• Hurry Up & Wait: Cherry Blackberry – An oak barrel-aged quick sour with tart cherry and blackberry purees. 

• Hurry Up & Wait: Mango – A dry-hopped oak barrel-aged quick sour with mango puree.

• Sangriaweizen – A red wine barrel-aged wheat ale with Syrah grape juice, blackberry, strawberry, Cara Cara orange puree, and orange peel. 

• Legal in Europe – A whiskey barrel-aged Imperial Stout with chocolate, cinnamon, and chiles.

Jessup Farm should definitely be on your list if you’re ever out in Fort Collins! 

Odell Brewing Company, closed somewhat early on the day we visited and we only had enough time for a quick drink, so I chose Sippin’ Pretty, the guava kettle sour. It was excellent.

Fort Collins, CO also has the beautiful backdrop of the Rocky Mountains to the west as well. It’s a beautiful college town with a very walkable Old Town main street with lots of unique little stores and local artisans dotting the sidewalks. There are trails, gardens, parks and conservation areas dotting the landscape in and around the city. And most notably, if you want great beer in Colorado, Fort Collins should be on your itinerary! 

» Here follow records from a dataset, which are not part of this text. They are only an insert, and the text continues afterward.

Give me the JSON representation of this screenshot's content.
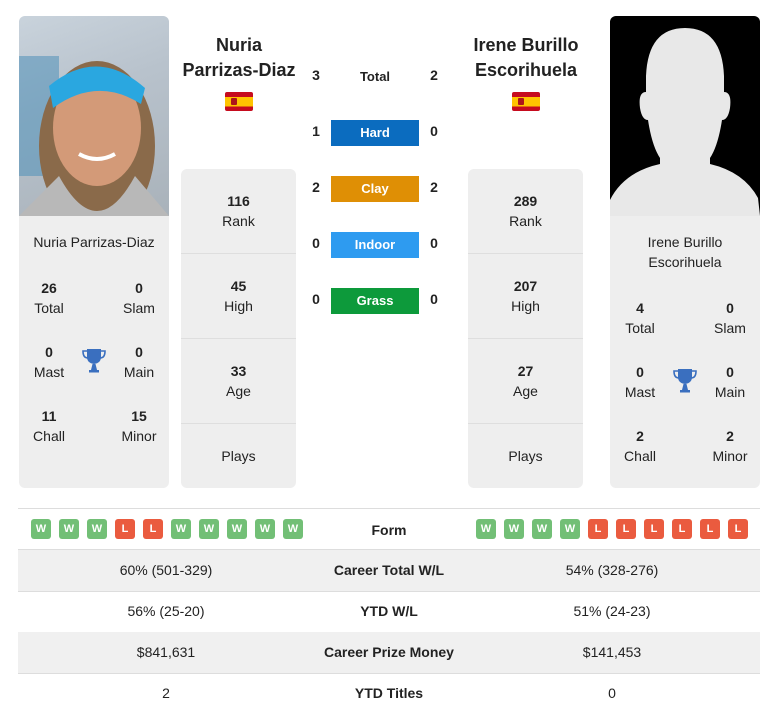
{
  "player1": {
    "name": "Nuria Parrizas-Diaz",
    "name_line1": "Nuria",
    "name_line2": "Parrizas-Diaz",
    "flag": "spain-flag",
    "titles": {
      "total": "26",
      "slam": "0",
      "mast": "0",
      "main": "0",
      "chall": "11",
      "minor": "15"
    },
    "stats": {
      "rank": "116",
      "high": "45",
      "age": "33",
      "plays": ""
    },
    "form": [
      "W",
      "W",
      "W",
      "L",
      "L",
      "W",
      "W",
      "W",
      "W",
      "W"
    ]
  },
  "player2": {
    "name": "Irene Burillo Escorihuela",
    "name_line1": "Irene Burillo",
    "name_line2": "Escorihuela",
    "flag": "spain-flag",
    "titles": {
      "total": "4",
      "slam": "0",
      "mast": "0",
      "main": "0",
      "chall": "2",
      "minor": "2"
    },
    "stats": {
      "rank": "289",
      "high": "207",
      "age": "27",
      "plays": ""
    },
    "form": [
      "W",
      "W",
      "W",
      "W",
      "L",
      "L",
      "L",
      "L",
      "L",
      "L"
    ]
  },
  "labels": {
    "total": "Total",
    "slam": "Slam",
    "mast": "Mast",
    "main": "Main",
    "chall": "Chall",
    "minor": "Minor",
    "rank": "Rank",
    "high": "High",
    "age": "Age",
    "plays": "Plays",
    "form": "Form"
  },
  "h2h": {
    "total": {
      "label": "Total",
      "p1": "3",
      "p2": "2"
    },
    "surfaces": [
      {
        "label": "Hard",
        "p1": "1",
        "p2": "0",
        "color": "#0b6cbf"
      },
      {
        "label": "Clay",
        "p1": "2",
        "p2": "2",
        "color": "#df8f05"
      },
      {
        "label": "Indoor",
        "p1": "0",
        "p2": "0",
        "color": "#2e9bf0"
      },
      {
        "label": "Grass",
        "p1": "0",
        "p2": "0",
        "color": "#0d9a3b"
      }
    ]
  },
  "comparison": [
    {
      "label": "Career Total W/L",
      "p1": "60% (501-329)",
      "p2": "54% (328-276)"
    },
    {
      "label": "YTD W/L",
      "p1": "56% (25-20)",
      "p2": "51% (24-23)"
    },
    {
      "label": "Career Prize Money",
      "p1": "$841,631",
      "p2": "$141,453"
    },
    {
      "label": "YTD Titles",
      "p1": "2",
      "p2": "0"
    }
  ],
  "colors": {
    "win": "#72bf76",
    "loss": "#ea5b3f",
    "trophy": "#3a6fbf"
  }
}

I hope you enjoyed reading about my two-part beer and travel article on Colorado as much as I did on my actual trip. Book a trip out west, you won’t regret it, I promise! Cheers! 

Kristin Merritt
Just your average craft-brew loving gal slinging your monthly pour of beer education and the low-down on all things beer related in the immediate CNY area and beyond. Along the way I hope to give a few recommendations for your grocery list, events to attend, and local hotspots to hit-up for shenanigans with friends, ideas for date night, or at the very least enlighten you with a bit of random knowledge to use towards trivia night or simply give you and your teammates a suggestion on what to drink at the bar! Cheers!